Thursday, December 4, 2008

Auld's well, that ends well?

While I was in Vancouver, an impressive young goalie named Alex Auld, came into the NHL with the Canucks. After being taken in the second round of the 1999 Draft by Florida, his rights were traded to Vancouver, to become the Canuck's "goalie of the future". Unfortunately, another young puck stopper, Dan Cloutier, was having the best seasons of his career between the pipes. During the 2004 playoffs, Auld held his own against the Calgary Flames after a knee injury sidelined Cloutier. However, he was to be the odd man out in Vancouver, traded back to Florida with Todd Bertuzzi and Bryan Allen in the Roberto Luongo trade.

Even though he played in 67 games in 2005 for Vancouver, posting a 2.94 goals against average, and a .902 save percentage, Auld was relegated to backup in Florida behind Ed Belfour. A theme was developing... In Phoenix for the 2007-08 season, Auld had played in a handful of games, when Ilya Bryzgalov became available on the waiver wire. Auld spent time in the AHL with San Antonio until a trade to Boston had him packing again. Injuries to Manny Fernandez and Tim Thomas had left the Bruins short handed in net, and Auld stepped in admirably, until his own knee injury forced him to the sidelines. In 23 games with the Bruins, he had a solid 2.32 GAA and a .919 save percentage. He also set a personal best with almost 114 minutes of shut out hockey. At season's end, Fernandez and Thomas were recovered and Auld was on the move again, but this time via Free Agency.

Which brings us to the current 2008-09 season. Signed to a two year deal in Ottawa this summer, Auld was once again supposed to be the dependable backup to Martin Gerber. After the patience shown by Gerber last season during the Emery saga, it was assumed here in Ottawa, that the number one job would be his. It all looked good on paper, but the games are played on the ice, and a slow start by Gerber and the Senators placed the spotlight on Auld.

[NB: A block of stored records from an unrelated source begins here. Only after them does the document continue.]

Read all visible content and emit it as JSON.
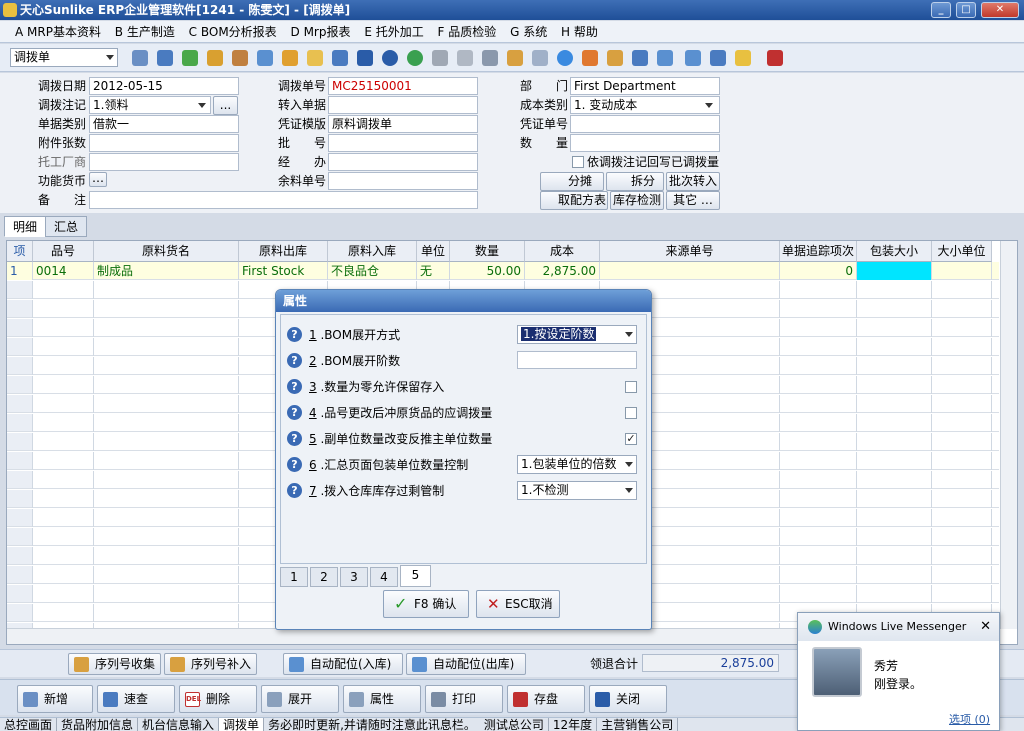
{
  "window": {
    "title": "天心Sunlike ERP企业管理软件[1241 - 陈雯文] - [调拨单]"
  },
  "menu": [
    "A MRP基本资料",
    "B 生产制造",
    "C BOM分析报表",
    "D Mrp报表",
    "E 托外加工",
    "F 品质检验",
    "G 系统",
    "H 帮助"
  ],
  "toolbar": {
    "doc_type": "调拨单"
  },
  "form": {
    "labels": {
      "date": "调拨日期",
      "posting": "调拨注记",
      "doc_category": "单据类别",
      "attachments": "附件张数",
      "processor": "托工厂商",
      "currency": "功能货币",
      "remark": "备　　注",
      "doc_no": "调拨单号",
      "transfer_in_doc": "转入单据",
      "voucher_template": "凭证模版",
      "batch": "批　　号",
      "handler": "经　　办",
      "leftover_doc": "余料单号",
      "department": "部　　门",
      "cost_type": "成本类别",
      "voucher_no": "凭证单号",
      "quantity": "数　　量"
    },
    "values": {
      "date": "2012-05-15",
      "posting": "1.领料",
      "doc_category": "借款一",
      "doc_no": "MC25150001",
      "voucher_template": "原料调拨单",
      "department": "First Department",
      "cost_type": "1. 变动成本"
    },
    "writeback_check": "依调拨注记回写已调拨量",
    "buttons": {
      "allocate": "分摊",
      "split": "拆分",
      "batch_in": "批次转入",
      "get_formula": "取配方表",
      "stock_check": "库存检测",
      "other": "其它 …",
      "browse": "...",
      "currency_browse": "…"
    }
  },
  "tabs": [
    "明细",
    "汇总"
  ],
  "grid": {
    "columns": [
      "项",
      "品号",
      "原料货名",
      "原料出库",
      "原料入库",
      "单位",
      "数量",
      "成本",
      "来源单号",
      "单据追踪项次",
      "包装大小",
      "大小单位"
    ],
    "rows": [
      [
        "1",
        "0014",
        "制成品",
        "First Stock",
        "不良品仓",
        "无",
        "50.00",
        "2,875.00",
        "",
        "0",
        "",
        ""
      ]
    ]
  },
  "dialog": {
    "title": "属性",
    "items": [
      {
        "num": "1",
        "label": " .BOM展开方式",
        "value": "1.按设定阶数"
      },
      {
        "num": "2",
        "label": " .BOM展开阶数",
        "value": ""
      },
      {
        "num": "3",
        "label": " .数量为零允许保留存入",
        "checked": false
      },
      {
        "num": "4",
        "label": " .品号更改后冲原货品的应调拨量",
        "checked": false
      },
      {
        "num": "5",
        "label": " .副单位数量改变反推主单位数量",
        "checked": true
      },
      {
        "num": "6",
        "label": " .汇总页面包装单位数量控制",
        "value": "1.包装单位的倍数"
      },
      {
        "num": "7",
        "label": " .拨入仓库库存过剩管制",
        "value": "1.不检测"
      }
    ],
    "pages": [
      "1",
      "2",
      "3",
      "4",
      "5"
    ],
    "active_page": "5",
    "ok": "F8 确认",
    "cancel": "ESC取消"
  },
  "bottom": {
    "serial_collect": "序列号收集",
    "serial_add": "序列号补入",
    "auto_in": "自动配位(入库)",
    "auto_out": "自动配位(出库)",
    "total_label": "领退合计",
    "total_value": "2,875.00"
  },
  "actions": [
    "新增",
    "速查",
    "删除",
    "展开",
    "属性",
    "打印",
    "存盘",
    "关闭"
  ],
  "del_tag": "DEL",
  "status": [
    "总控画面",
    "货品附加信息",
    "机台信息输入",
    "调拨单",
    "务必即时更新,并请随时注意此讯息栏。",
    "测试总公司",
    "12年度",
    "主营销售公司"
  ],
  "messenger": {
    "title": "Windows Live Messenger",
    "name": "秀芳",
    "message": "刚登录。",
    "options": "选项 (0)"
  },
  "colors": {
    "accent": "#3a6ab4",
    "grid_text": "#0a6e0a",
    "highlight_row": "#fefee0",
    "highlight_cell": "#00e5ff",
    "red": "#cc0000"
  }
}
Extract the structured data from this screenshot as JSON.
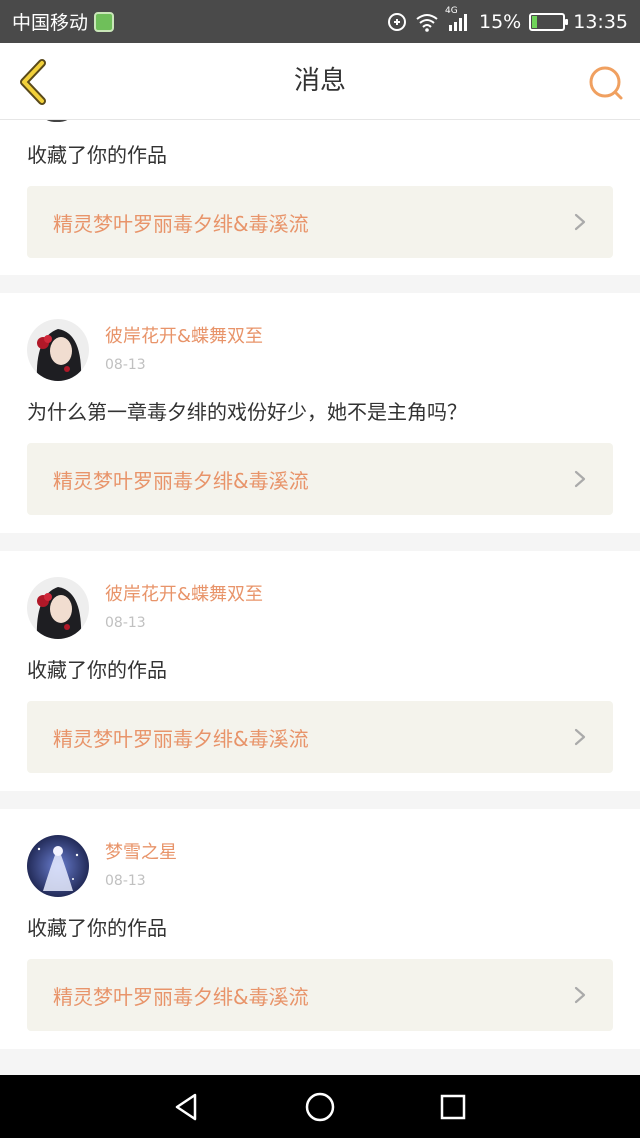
{
  "status_bar": {
    "carrier": "中国移动",
    "network": "4G",
    "battery": "15%",
    "battery_level": 0.15,
    "time": "13:35"
  },
  "header": {
    "title": "消息"
  },
  "messages": [
    {
      "text": "收藏了你的作品",
      "work_title": "精灵梦叶罗丽毒夕绯&毒溪流"
    },
    {
      "user": "彼岸花开&蝶舞双至",
      "date": "08-13",
      "text": "为什么第一章毒夕绯的戏份好少，她不是主角吗？",
      "work_title": "精灵梦叶罗丽毒夕绯&毒溪流"
    },
    {
      "user": "彼岸花开&蝶舞双至",
      "date": "08-13",
      "text": "收藏了你的作品",
      "work_title": "精灵梦叶罗丽毒夕绯&毒溪流"
    },
    {
      "user": "梦雪之星",
      "date": "08-13",
      "text": "收藏了你的作品",
      "work_title": "精灵梦叶罗丽毒夕绯&毒溪流"
    }
  ],
  "colors": {
    "accent": "#e8946a",
    "link_bg": "#f4f3ec",
    "status_bar": "#4a4a4a"
  },
  "icons": [
    "back-chevron-icon",
    "search-icon",
    "chevron-right-icon",
    "nav-back-triangle-icon",
    "nav-home-circle-icon",
    "nav-recents-square-icon"
  ]
}
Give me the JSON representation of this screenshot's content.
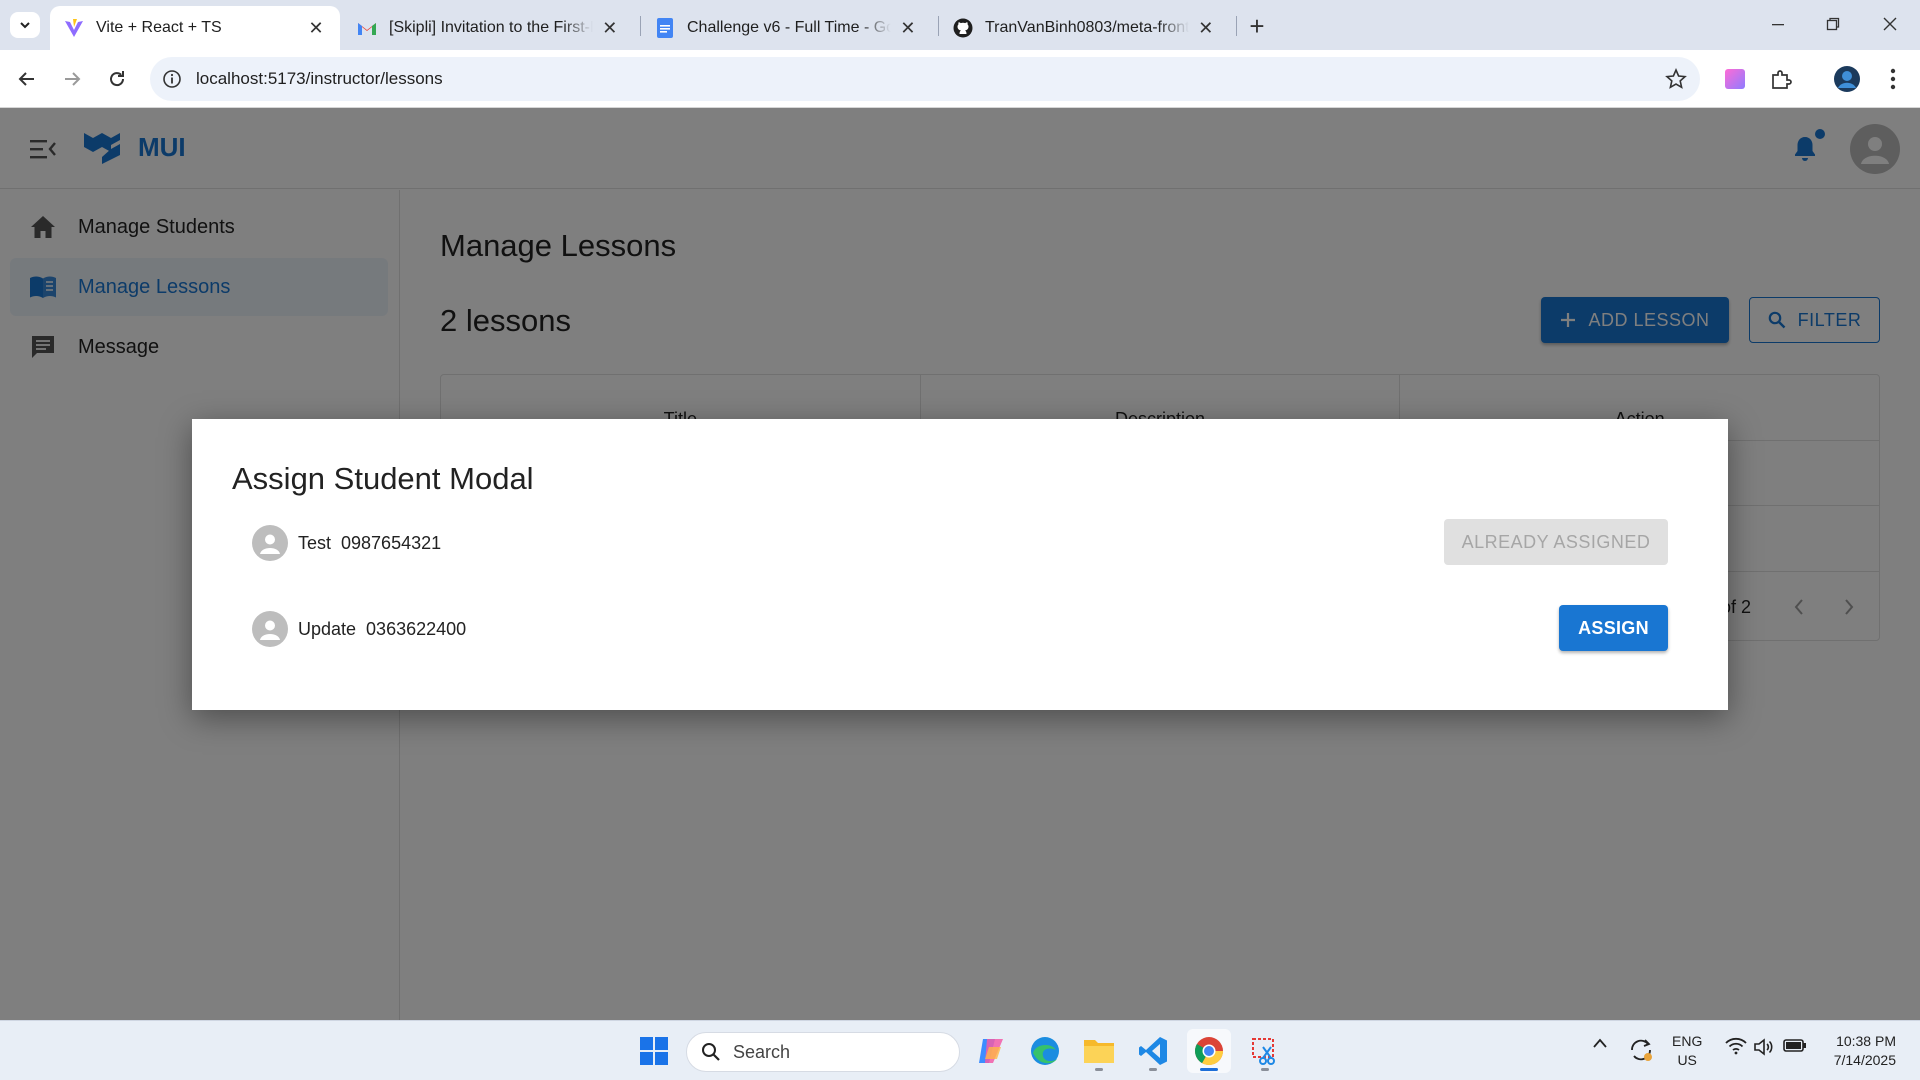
{
  "browser": {
    "tabs": [
      {
        "label": "Vite + React + TS",
        "favicon": "vite-icon",
        "active": true
      },
      {
        "label": "[Skipli] Invitation to the First-Ro",
        "favicon": "gmail-icon",
        "active": false
      },
      {
        "label": "Challenge v6 - Full Time - Goog",
        "favicon": "google-docs-icon",
        "active": false
      },
      {
        "label": "TranVanBinh0803/meta-fronten",
        "favicon": "github-icon",
        "active": false
      }
    ],
    "url": "localhost:5173/instructor/lessons"
  },
  "app": {
    "logo_text": "MUI",
    "sidebar": {
      "items": [
        {
          "label": "Manage Students",
          "icon": "home-icon"
        },
        {
          "label": "Manage Lessons",
          "icon": "book-icon",
          "selected": true
        },
        {
          "label": "Message",
          "icon": "message-icon"
        }
      ]
    },
    "main": {
      "title": "Manage Lessons",
      "count_label": "2 lessons",
      "add_button": "ADD LESSON",
      "filter_button": "FILTER",
      "table": {
        "columns": [
          "Title",
          "Description",
          "Action"
        ],
        "pagination_label": "of 2"
      }
    }
  },
  "modal": {
    "title": "Assign Student Modal",
    "students": [
      {
        "name": "Test",
        "phone": "0987654321",
        "action": "ALREADY ASSIGNED",
        "assigned": true
      },
      {
        "name": "Update",
        "phone": "0363622400",
        "action": "ASSIGN",
        "assigned": false
      }
    ]
  },
  "taskbar": {
    "search_placeholder": "Search",
    "lang_line1": "ENG",
    "lang_line2": "US",
    "time": "10:38 PM",
    "date": "7/14/2025"
  },
  "colors": {
    "primary": "#1976d2",
    "overlay": "rgba(0,0,0,0.5)",
    "disabled_bg": "#e0e0e0"
  }
}
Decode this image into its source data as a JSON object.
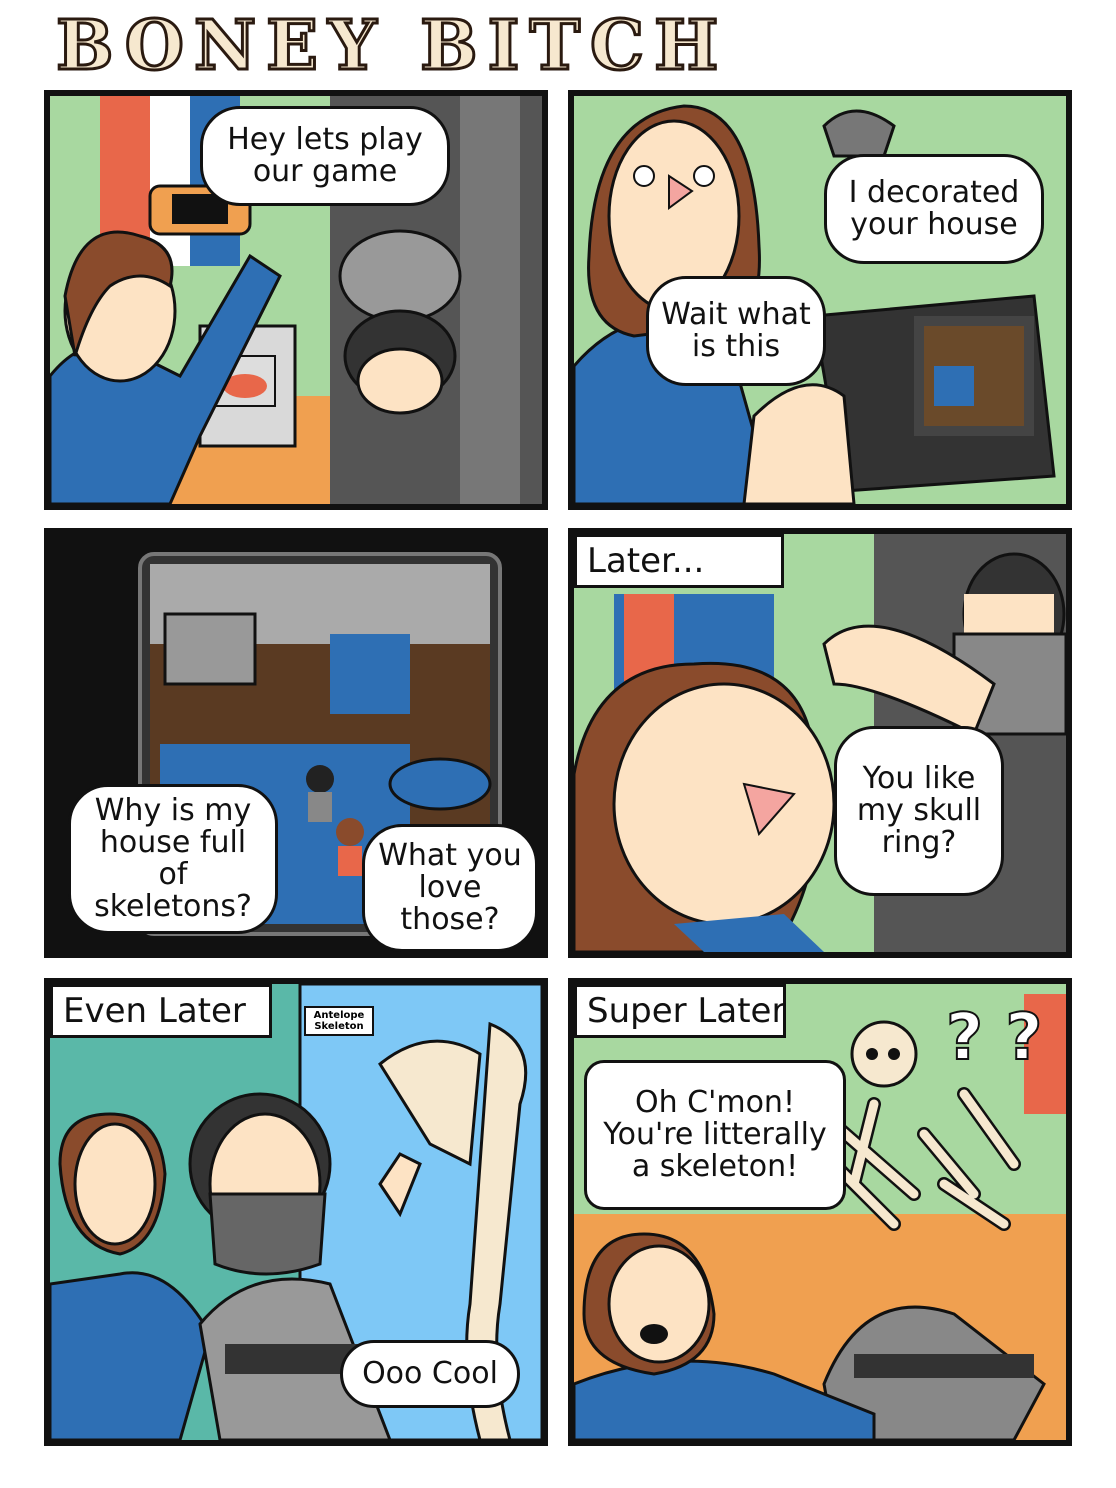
{
  "title": "BONEY BITCH",
  "colors": {
    "wall_green": "#a8d8a0",
    "floor_orange": "#f0a050",
    "shirt_blue": "#2e6fb4",
    "skin": "#fde3c4",
    "hair_brown": "#8a4b2c",
    "bone": "#f6e8cf",
    "stripe_gray": "#9a9a9a",
    "dark_gray": "#3a3a3a",
    "museum_blue": "#7ec8f6",
    "museum_teal": "#5ab8a8"
  },
  "panels": [
    {
      "bubbles": [
        "Hey lets play our game"
      ]
    },
    {
      "bubbles": [
        "I decorated your house",
        "Wait what is this"
      ]
    },
    {
      "bubbles": [
        "Why is my house full of skeletons?",
        "What you love those?"
      ]
    },
    {
      "caption": "Later...",
      "bubbles": [
        "You like my skull ring?"
      ]
    },
    {
      "caption": "Even Later",
      "sign": "Antelope Skeleton",
      "bubbles": [
        "Ooo Cool"
      ]
    },
    {
      "caption": "Super Later",
      "bubbles": [
        "Oh C'mon! You're litterally a skeleton!"
      ],
      "marks": "? ?"
    }
  ]
}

There have been many surprises in Ottawa so far this season, the biggest surprise has to be where the Senators sit in the Eastern Conference standings - 12th. A team expected to battle for the division title, or at the very least roll into the playoffs; the Senators struggled out of the gate and seemed lacking in confidence in their own end. A once high powered offence, Ottawa has found it difficult to find secondary scoring, and goals from the D-men are few and far between. As teams pass the quarter mark of the season, Ottawa is slowly beginning to resemble the Stanley Cup finalists they were only a few seasons ago. Hockey scouts, and hockey fans, will tell you it all starts between the pipes, and in Ottawa Auld is quickly becoming the "toast of the town." The new Senator net minder has a 1.96 GAA and a .927 save percentage in 17 games played going into Saturday's afternoon match up against Crosby, Malkin, and the Pittsburgh Penguins.

Coming into the NHL, Auld was quick to go to his knees, and lacking in foot speed; he could be caught out of position. He has always had a great glove hand, and his tremendous size, at 6'4, he blocks a lot of net with his body, and pucks will often hit him. With time, comes experience, and Alex Auld has learned along the way. He has improved tremendously at covering his angles and being in the proper position for secondary saves. He's cool under pressure, and despite being the new number one goalie, he has a good working relationship and friendship with Gerber.

Wednesday versus the Thrashers, we witnessed a prime example of the new Auld. In the midst of two 5 on 3 penalty kills, during a goal mouth scramble, Auld found himself sitting on the ice - facing into the net. Instead of floundering on the ice, his 6'4 frame blocked a good portion of the net. Staying where he was, he made the save with his back. Ottawa would go on to expand their lead to finish a much needed 5-1 victory at home. As a hockey writer, but also as a fan, I'm glad Auld is getting another shot at being a number one goalie. Sens fans are hoping Auld's well, that ends well. Have a great sports day everyone.